Allow me to introduce myself, my name is Jasmine and I am a 4th-grade reading teacher based in Atlanta, GA. I am going into my second year of teaching starting in August and I love teaching online. During the first few months of my first year, I told my parents that students would be completing assignments via Google Classroom. Since our district uses Google Suite for Education, students were already familiar with a lot of the applications offered by Google and would have access to these apps while at home. I have to admit, a lot of parents were not too excited about the idea and sent many complaints to myself and administrators regarding homework being completed online. Now, I don’t have any school-aged children, but I can imagine how confusing it can be to go from paper homework to completing Google Forms and responding to YouTube videos using a Google Doc graphic organizer.
Fast forward to March 2020, at the beginning of the Covid-19 pandemic, many families were forced to accept that their child would be home completing classwork and homework using some sort of online platform. Lucky for you, I am a Level 1 Google Certified Educator and I am here to give you some tips on how to navigate virtual learning. If your child’s district does not use G-Suite, I am sure you can use some of these tips and apply them to your specific learning platforms.
Tip #1: Breathe and Reach Out
Virtual learning can be your friend or your enemy depending on how you approach it. Just like I teach my students when they get frustrated. . . breath and come back to the problem when you are mentally prepared to deal with it. In my opinion, virtual learning is difficult for everyone involved, the teachers, students, and parents/guardians especially when it was just thrown at us so suddenly. Make sure to reach out to your child’s teacher for guidance or watch a few YouTube videos on to apps you just can’t grasp.
Tip #2: Play Around With The Apps
Just like you would a new iPhone, take some time and just play around with the applications to see how the tools work. To be frank, if you know who to use Microsoft Office then you know how to use G-Suite applications, they’re basically the same. The only difference with G-Suite Docs, Slides, and Spreadsheets are they automatically save your data! There is no need to constantly hit the save button AND G-Suite allows for collaboration between students, teacher to student, and colleagues if you’re working in a business setting. But don’t be afraid to open your personal Google account and play around, you’d be surprised at how quickly you become accustomed to the apps.
Tip #3: Ask Your Child For Help
Contrary to popular belief, children are a lot smarter with this technology than we give them credit for. Have you ever seen an infant navigate through a smartphone to get to the camera or an app they love to use? It’s like they come out of the womb with this knowledge already embedded. Students are very familiar with G-Suite because they use it within the traditional classroom every day. At my site (school), each student had access to a Chromebook or laptop that was equipped with G-Suite.

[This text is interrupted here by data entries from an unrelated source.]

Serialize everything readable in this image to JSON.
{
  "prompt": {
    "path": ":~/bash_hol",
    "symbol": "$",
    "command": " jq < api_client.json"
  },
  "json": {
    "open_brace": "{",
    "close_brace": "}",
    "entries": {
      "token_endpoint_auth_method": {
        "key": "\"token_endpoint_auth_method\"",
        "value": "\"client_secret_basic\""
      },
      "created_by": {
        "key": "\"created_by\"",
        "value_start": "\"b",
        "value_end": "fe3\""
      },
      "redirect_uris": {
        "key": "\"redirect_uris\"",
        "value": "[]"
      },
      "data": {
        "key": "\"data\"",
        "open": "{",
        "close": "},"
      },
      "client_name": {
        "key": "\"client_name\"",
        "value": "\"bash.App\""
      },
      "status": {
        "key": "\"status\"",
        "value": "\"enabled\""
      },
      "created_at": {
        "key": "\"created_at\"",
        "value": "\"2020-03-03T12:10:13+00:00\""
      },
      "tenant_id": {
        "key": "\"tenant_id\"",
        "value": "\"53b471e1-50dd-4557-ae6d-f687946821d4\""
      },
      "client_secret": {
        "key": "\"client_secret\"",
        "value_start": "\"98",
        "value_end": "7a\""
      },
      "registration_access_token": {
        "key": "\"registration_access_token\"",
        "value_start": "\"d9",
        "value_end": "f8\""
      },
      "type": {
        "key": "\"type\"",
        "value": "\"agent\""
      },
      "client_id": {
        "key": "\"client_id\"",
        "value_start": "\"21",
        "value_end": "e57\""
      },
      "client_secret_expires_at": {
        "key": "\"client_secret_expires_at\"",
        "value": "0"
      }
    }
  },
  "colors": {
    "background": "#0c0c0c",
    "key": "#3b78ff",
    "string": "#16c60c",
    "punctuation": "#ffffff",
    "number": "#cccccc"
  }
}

When they logged into their student accounts they were able to access their G-Mail, Google Drive, Slides, Docs, Forms, and other applications needed for their academic success. The only platform students cannot access while logged into their school-issued computers or logged in under their account is YouTube. However, simply watching your child complete an assignment or two will help with some of your anxieties surrounding their ability to learn at home.
Granted, some students need a school setting to learn, myself included, it is not impossible for your child to be successful while learning from home. This is evident when we look at apps like TikTok. Students can learn a dance routine in a matter of minutes simply by using their smartphones or tablets. G-Suite offers apps for smartphones and tablets allowing students to learn at home or on the go.
I hope that these basic tips will be helpful to you and your family as we navigate the virtual learning space. Check back here for specific tips on Google Meet, Docs, Slides, Forms, and Classroom to make your and your child’s virtual learning experience enjoyable and successful.